Research workshops and scientific meetings are some of the best forums in which to identify research gaps and to stimulate new areas of mental health research. Below are brief descriptions of meetings that NIMH has sponsored over the past several months. You should send questions about a specific meeting to the program contact listed in the description.
The change to electronic submission for grant programs originally targeted to transition after May 2007 has been delayed; these include applications for Career Development (K), Fellowship (F), Training & Development (T&D), and complex mechanisms grants. Although all agencies were expected to transition to the new Adobe-based forms by the end of fiscal year 2007, Grants.gov has extended the deadline into 2008.
The U.S. Department of Health and Human Services Public Health Service Grants.gov Application Guide SF424 (R&R) and the corresponding Grants.gov SBIR/STTR Application Guide have been updated to include additional guidance on dealing with sub-award budgets, recent policy change to exclude federal holidays from the two day application viewing window, and suggested clarifications from the applicant community (see summary of changes). NIH welcomes feedback on the Application Guide.
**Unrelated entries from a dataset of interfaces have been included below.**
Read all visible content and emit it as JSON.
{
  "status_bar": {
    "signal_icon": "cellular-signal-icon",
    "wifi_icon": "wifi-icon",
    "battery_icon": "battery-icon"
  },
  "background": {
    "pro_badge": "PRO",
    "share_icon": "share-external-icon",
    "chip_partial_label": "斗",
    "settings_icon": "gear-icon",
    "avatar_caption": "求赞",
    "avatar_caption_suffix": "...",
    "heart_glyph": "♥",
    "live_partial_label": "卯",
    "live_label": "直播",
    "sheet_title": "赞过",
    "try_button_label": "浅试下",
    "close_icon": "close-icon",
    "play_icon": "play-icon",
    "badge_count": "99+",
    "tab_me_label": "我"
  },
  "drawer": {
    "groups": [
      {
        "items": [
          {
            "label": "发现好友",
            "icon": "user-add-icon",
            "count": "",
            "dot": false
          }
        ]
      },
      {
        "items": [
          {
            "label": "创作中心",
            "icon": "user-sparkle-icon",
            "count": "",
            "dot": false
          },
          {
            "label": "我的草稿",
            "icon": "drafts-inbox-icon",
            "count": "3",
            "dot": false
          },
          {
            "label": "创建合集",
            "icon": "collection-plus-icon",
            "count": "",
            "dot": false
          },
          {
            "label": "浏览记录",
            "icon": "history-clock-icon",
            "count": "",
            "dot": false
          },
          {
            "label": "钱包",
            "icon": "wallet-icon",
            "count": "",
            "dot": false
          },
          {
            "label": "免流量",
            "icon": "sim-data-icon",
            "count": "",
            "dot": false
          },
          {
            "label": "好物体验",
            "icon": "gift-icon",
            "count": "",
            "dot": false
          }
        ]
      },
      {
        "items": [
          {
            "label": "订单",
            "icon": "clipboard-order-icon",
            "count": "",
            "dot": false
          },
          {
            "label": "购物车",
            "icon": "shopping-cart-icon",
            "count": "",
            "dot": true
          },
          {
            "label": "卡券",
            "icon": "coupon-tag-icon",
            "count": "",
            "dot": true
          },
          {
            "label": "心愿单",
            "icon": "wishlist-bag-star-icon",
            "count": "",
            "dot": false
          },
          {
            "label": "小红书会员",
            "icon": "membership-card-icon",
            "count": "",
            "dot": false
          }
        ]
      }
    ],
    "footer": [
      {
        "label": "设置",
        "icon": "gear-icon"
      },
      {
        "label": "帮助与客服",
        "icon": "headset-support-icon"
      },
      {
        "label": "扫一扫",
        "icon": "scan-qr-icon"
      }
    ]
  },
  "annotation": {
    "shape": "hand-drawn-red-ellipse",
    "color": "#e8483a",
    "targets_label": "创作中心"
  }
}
Email the NIH Electronic Submission team.
Please help us spread the word about the results of NIMH funding by acknowledging our support of your research, for example, in journal articles (citing your NIMH award by number when possible) and other communications. NIMH has two primary methods of getting the word out:
These are all also distributed to the public through the NIMH ListServ, which now has more than 20,000 subscribers.
If you have a manuscript accepted for publication that describes an especially significant finding, please contact your NIMH program director to discuss the possibility of a news release or other forms of dissemination.